AUTHOR CONTRIBUTIONS

  1. Top of page
  2. Abstract
  3. MATERIALS AND METHODS
  4. RESULTS
  5. DISCUSSION
  6. AUTHOR CONTRIBUTIONS
  7. Acknowledgements
  8. REFERENCES

Dr. Delgado had full access to all of the data in the study and takes responsibility for the integrity of the data and the accuracy of the data analysis.

Study design. González, Gonzalez-Rey, Büscher, Delgado.

Acquisition of data. Gonzalez-Rey, Rico, Delgado.

Analysis and interpretation of data. Gonzalez-Rey, Delgado.

Manuscript preparation. González, Delgado.

Statistical analysis. Gonzalez-Rey.

Acknowledgements

  1. Top of page
  2. Abstract
  3. MATERIALS AND METHODS
  4. RESULTS
  5. DISCUSSION
  6. AUTHOR CONTRIBUTIONS
  7. Acknowledgements
  8. REFERENCES

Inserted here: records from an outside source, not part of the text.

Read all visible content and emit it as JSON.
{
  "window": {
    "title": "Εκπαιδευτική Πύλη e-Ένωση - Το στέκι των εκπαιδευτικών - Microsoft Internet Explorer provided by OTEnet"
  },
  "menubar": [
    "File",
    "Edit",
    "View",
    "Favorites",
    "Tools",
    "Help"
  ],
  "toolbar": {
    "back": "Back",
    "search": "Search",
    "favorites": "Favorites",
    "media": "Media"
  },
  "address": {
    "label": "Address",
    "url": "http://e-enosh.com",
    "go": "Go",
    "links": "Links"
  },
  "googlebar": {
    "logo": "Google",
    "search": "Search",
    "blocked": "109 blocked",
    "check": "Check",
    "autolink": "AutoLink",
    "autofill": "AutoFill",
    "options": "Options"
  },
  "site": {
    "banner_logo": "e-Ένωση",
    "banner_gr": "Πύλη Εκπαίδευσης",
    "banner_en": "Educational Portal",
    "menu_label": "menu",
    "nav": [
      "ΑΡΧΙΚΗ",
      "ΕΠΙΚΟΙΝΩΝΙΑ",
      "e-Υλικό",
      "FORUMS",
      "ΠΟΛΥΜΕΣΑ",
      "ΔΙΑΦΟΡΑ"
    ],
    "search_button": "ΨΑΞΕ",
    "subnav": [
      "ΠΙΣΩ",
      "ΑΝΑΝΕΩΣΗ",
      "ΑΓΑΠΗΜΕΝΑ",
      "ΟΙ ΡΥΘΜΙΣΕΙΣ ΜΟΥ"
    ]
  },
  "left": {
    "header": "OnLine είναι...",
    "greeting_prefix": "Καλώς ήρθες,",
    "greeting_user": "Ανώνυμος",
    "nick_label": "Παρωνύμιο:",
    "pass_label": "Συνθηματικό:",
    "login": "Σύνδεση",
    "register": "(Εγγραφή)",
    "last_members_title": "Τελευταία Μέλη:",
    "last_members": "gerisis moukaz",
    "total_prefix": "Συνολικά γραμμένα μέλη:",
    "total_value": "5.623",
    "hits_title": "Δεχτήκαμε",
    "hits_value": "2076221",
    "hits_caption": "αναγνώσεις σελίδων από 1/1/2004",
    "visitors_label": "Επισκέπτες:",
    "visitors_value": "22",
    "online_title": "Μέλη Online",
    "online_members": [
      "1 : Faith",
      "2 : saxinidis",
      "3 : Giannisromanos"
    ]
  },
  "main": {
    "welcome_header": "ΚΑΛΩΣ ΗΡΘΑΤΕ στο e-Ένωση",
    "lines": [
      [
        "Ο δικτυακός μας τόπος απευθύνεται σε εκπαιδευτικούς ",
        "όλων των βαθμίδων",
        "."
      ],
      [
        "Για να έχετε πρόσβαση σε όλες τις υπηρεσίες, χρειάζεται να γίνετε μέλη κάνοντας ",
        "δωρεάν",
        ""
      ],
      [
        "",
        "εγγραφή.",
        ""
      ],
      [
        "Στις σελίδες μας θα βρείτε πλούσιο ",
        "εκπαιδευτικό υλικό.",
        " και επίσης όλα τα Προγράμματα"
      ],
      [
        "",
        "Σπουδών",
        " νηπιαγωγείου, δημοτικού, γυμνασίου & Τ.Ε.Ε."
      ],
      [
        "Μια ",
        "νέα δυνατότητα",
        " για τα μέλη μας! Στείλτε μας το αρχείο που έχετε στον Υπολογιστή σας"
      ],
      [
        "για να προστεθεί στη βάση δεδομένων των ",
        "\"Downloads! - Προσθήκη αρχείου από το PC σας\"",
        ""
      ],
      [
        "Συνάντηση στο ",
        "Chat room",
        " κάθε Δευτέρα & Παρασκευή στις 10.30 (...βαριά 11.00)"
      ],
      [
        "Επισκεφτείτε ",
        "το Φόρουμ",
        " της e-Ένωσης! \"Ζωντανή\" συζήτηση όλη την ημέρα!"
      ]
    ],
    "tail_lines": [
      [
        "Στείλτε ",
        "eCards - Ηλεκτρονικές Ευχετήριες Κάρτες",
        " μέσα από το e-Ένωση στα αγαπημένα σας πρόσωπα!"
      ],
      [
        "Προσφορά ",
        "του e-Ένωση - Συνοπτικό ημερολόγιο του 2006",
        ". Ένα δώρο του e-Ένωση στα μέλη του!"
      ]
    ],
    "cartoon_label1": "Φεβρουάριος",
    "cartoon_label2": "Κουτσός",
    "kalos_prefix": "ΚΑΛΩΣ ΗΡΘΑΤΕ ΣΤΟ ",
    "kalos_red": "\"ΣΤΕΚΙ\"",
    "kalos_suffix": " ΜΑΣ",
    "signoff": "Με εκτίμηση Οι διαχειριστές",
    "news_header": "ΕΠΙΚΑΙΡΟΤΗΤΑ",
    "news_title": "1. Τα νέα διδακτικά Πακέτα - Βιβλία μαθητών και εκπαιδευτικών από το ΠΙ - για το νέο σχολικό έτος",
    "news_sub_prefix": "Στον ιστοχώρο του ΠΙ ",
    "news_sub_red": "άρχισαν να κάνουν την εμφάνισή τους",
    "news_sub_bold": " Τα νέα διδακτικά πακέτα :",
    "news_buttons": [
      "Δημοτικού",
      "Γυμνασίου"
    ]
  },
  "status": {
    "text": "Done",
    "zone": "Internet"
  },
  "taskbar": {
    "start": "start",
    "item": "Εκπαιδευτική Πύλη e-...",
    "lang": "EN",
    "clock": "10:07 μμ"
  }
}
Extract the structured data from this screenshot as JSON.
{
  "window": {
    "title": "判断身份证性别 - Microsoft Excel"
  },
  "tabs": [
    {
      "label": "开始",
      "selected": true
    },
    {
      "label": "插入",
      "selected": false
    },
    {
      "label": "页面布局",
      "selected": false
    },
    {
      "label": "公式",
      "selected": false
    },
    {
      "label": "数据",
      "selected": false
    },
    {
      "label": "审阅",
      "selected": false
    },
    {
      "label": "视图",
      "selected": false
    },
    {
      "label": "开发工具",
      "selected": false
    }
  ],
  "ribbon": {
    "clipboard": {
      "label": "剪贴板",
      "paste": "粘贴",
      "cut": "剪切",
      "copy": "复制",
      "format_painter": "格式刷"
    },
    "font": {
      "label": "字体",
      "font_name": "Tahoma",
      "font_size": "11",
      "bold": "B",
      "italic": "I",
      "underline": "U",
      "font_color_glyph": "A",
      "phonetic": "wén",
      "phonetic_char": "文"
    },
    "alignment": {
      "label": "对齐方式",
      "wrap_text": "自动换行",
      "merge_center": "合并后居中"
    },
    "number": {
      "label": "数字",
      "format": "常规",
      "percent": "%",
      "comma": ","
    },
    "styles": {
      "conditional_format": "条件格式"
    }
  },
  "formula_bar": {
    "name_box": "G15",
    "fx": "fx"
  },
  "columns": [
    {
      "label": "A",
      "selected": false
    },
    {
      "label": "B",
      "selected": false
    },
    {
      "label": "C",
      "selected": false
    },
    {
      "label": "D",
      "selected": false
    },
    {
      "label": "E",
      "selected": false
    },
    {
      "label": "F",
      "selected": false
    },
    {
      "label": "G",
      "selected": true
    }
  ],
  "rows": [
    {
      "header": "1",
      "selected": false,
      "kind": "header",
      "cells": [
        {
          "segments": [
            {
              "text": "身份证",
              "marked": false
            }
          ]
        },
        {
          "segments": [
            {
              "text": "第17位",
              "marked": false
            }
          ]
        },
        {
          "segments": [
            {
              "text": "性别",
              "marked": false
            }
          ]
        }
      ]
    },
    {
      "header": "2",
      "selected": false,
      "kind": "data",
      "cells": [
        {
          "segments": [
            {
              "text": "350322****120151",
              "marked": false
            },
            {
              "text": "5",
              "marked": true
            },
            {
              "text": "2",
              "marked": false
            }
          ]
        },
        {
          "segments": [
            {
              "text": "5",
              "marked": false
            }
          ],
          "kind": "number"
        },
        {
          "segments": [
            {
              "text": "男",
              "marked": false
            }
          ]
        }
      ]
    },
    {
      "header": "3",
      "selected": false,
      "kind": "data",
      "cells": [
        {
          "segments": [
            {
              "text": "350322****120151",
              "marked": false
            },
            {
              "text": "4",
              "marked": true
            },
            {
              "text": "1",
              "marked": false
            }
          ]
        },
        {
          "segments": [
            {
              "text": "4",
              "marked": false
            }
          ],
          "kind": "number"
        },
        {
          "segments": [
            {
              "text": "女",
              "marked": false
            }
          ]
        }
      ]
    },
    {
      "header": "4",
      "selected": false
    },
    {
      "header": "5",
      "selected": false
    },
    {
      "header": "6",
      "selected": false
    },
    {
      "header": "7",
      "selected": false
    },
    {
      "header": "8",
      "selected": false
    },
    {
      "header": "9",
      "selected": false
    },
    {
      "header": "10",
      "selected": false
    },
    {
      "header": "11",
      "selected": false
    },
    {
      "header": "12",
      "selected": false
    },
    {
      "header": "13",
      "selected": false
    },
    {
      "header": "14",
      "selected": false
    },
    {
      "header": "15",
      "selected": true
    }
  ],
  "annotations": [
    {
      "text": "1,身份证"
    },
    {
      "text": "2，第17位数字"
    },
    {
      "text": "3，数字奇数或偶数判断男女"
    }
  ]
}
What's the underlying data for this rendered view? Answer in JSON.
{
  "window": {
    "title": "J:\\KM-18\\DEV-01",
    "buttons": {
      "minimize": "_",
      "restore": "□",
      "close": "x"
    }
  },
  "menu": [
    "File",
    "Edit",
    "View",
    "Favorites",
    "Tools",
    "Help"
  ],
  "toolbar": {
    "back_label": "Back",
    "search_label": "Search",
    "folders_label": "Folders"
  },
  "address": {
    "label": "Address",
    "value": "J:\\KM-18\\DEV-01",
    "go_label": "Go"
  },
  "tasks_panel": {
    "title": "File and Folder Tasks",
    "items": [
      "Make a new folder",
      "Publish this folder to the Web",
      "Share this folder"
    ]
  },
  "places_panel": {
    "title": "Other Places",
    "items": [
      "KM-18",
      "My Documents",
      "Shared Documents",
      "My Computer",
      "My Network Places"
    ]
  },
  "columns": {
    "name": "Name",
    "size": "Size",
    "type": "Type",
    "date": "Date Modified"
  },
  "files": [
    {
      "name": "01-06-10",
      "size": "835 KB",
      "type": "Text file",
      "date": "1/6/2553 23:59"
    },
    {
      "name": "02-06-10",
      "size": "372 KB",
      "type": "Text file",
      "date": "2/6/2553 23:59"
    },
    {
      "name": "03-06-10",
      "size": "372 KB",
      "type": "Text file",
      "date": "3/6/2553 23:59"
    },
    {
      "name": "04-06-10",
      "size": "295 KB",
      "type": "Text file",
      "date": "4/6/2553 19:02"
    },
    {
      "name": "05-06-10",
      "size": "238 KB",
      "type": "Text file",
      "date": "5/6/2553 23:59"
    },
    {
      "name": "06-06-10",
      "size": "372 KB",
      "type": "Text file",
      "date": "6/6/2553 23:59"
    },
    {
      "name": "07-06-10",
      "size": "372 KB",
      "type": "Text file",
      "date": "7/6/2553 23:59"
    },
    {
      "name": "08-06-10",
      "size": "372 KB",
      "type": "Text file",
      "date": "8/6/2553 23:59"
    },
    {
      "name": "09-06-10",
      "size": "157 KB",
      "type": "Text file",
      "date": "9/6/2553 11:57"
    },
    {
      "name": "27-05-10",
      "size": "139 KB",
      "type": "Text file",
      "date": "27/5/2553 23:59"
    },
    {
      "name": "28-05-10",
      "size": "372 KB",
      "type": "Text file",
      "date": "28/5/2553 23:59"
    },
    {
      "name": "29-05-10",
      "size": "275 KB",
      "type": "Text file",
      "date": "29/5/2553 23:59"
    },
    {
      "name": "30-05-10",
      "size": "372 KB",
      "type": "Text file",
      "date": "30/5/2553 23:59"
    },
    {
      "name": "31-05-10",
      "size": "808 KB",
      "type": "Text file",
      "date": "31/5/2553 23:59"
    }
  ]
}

The authors wish to thank to Dr. Antonio Bernad and the R&D team at Cellerix for their critical reading of the manuscript.

REFERENCES

  1. Top of page
  2. Abstract
  3. MATERIALS AND METHODS
  4. RESULTS
  5. DISCUSSION
  6. AUTHOR CONTRIBUTIONS
  7. Acknowledgements
  8. REFERENCES